Like a lot of young artists, Alexandra Savior presumed the best thing for her career would be moving to Los Angeles. Right out of high school, she left her hometown of Vancouver, Wash., to pursue a songwriting career in the sunny excesses of Southern California. She quickly scored a deal with Columbia Records and struck up a partnership with Arctic Monkeys frontman Alex Turner. As good as things were going, though, she never quite felt like she belonged.
“I was pretty depressed, I guess,” says Savior, 21. “When I was going to social situations in Los Angeles, I was observing pretty heavily just to understand why I wasn’t really fitting in. I was quite young and it came from insecurity, but I thought that all these people were, you know, like the devil or something.”
And so, Savior retreated northward, settling in Portland. But that doesn’t mean she abandoned her dream. Nor has leaving the glaring spotlight of L.A. seemed to have harmed her prospects: Belladonna of Sadness, her debut album, is slated for release in April, and it’s arriving on a wave of media anticipation, thanks in part to her collaboration with Turner. She more than lives up to the hype. Her velvety, expressive vocals tell aching stories of woe and regret, heartbreak and jealousy. Gloomy and, as she puts it, “kind of murderous” themes pervade the record, masked by soft, punchy melodies.

Those dark thoughts are often tied to Savior's personal experiences. The haunting, melancholy "Til You're Mine" was inspired by a painting she made of the girl her ex left her for, and the emotional turmoil is reflected in the song's obsessive lyrics: "If I were you, I would have chosen her, too," she sings. "Do you think she feels like she's being watched?" On "Girlie," Savior sings about a girl who's "hopelessly showbiz" and "always looking for a wilder ride"—an expression of the alienation she felt during her time in L.A., which got worse once recording wrapped up. "Once Alex wasn't really around anymore, loads of people from my life just shed, and didn't really care about me anymore," she says.

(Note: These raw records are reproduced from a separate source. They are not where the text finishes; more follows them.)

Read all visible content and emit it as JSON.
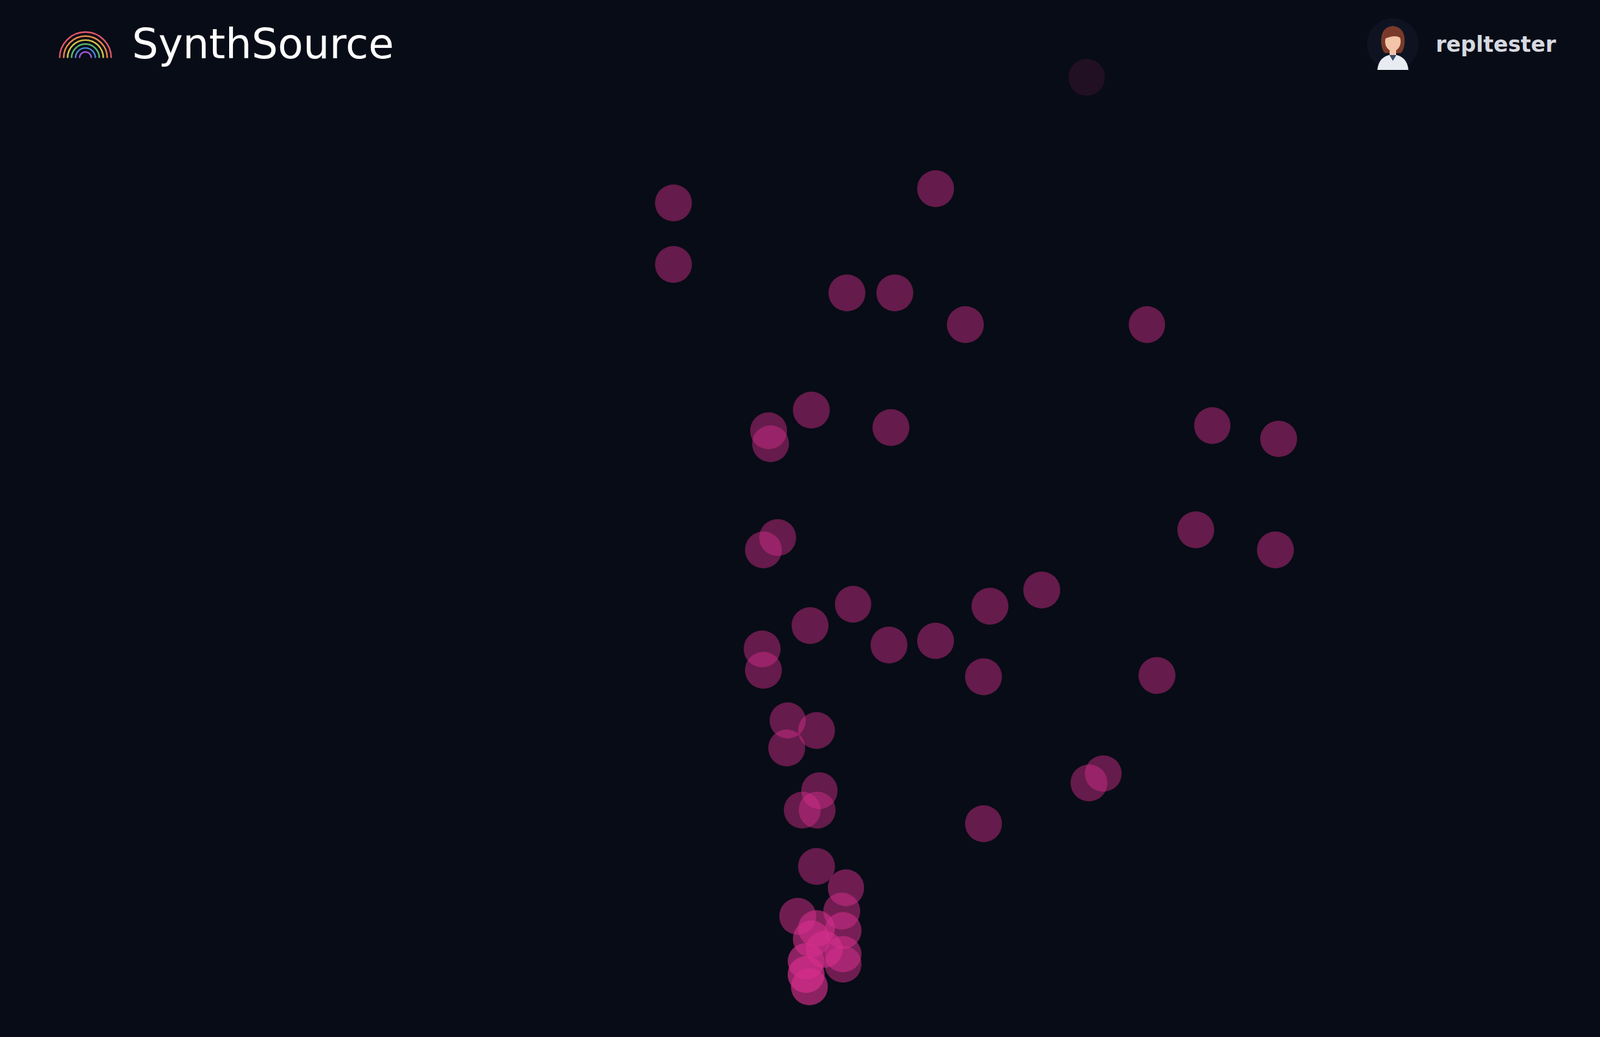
{
  "header": {
    "brand": "SynthSource",
    "user": {
      "name": "repltester"
    }
  }
}
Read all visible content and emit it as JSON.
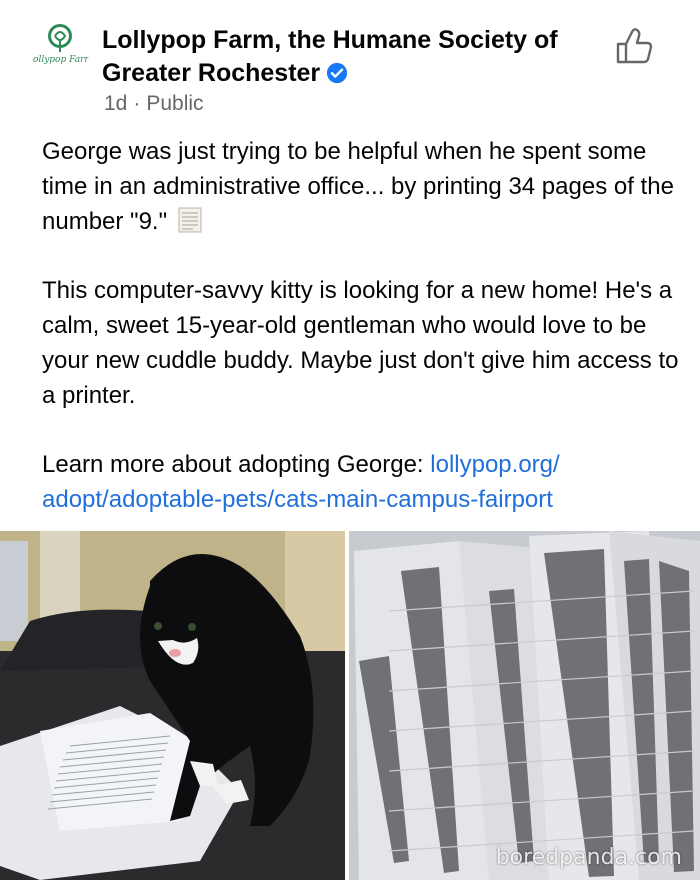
{
  "post": {
    "page_name": "Lollypop Farm, the Humane Society of Greater Rochester",
    "avatar_logo_text": "Lollypop Farm",
    "time": "1d",
    "separator": "·",
    "visibility": "Public",
    "paragraph_1": "George was just trying to be helpful when he spent some time in an administrative office... by printing 34 pages of the number \"9.\"",
    "paragraph_2": "This computer-savvy kitty is looking for a new home! He's a calm, sweet 15-year-old gentleman who would love to be your new cuddle buddy. Maybe just don't give him access to a printer.",
    "paragraph_3_prefix": "Learn more about adopting George: ",
    "link_line_1": "lollypop.org/",
    "link_line_2": "adopt/adoptable-pets/cats-main-campus-fairport"
  },
  "photos": {
    "left_description": "black and white cat standing on printed pages",
    "right_description": "printed pages filled with the number 9",
    "watermark": "boredpanda.com"
  },
  "colors": {
    "link": "#216fdb",
    "verified": "#1877f2",
    "meta": "#65676b",
    "brand_green": "#2e8b57"
  },
  "icons": {
    "like": "thumbs-up-outline-icon",
    "verified": "verified-badge-icon",
    "emoji": "scroll-page-emoji-icon"
  }
}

That’s all in the past, though. Since last June, Savior has been based in Portland, though most of her belongings remain in storage. “I don’t really live anywhere,” she says. She’s looking for local musicians to back her up live, since her previous band, the Dudes, isn’t with her anymore. And there’s an indication that, in the future, her songs might take a different direction. She wrote new material while spending December in New Zealand with her boyfriend, and has been trying to fight off the gloominess she’s gravitated toward—although it always seems to creep back in.

"My boyfriend's like, 'Man, I thought we were happy!'" she says.

SEE IT: Alexandra Savior plays Star Theater, 13 NW 6th Ave., with Hamilton Leithauser, on Friday, Jan. 20. 9:30 pm. Sold out. 21+.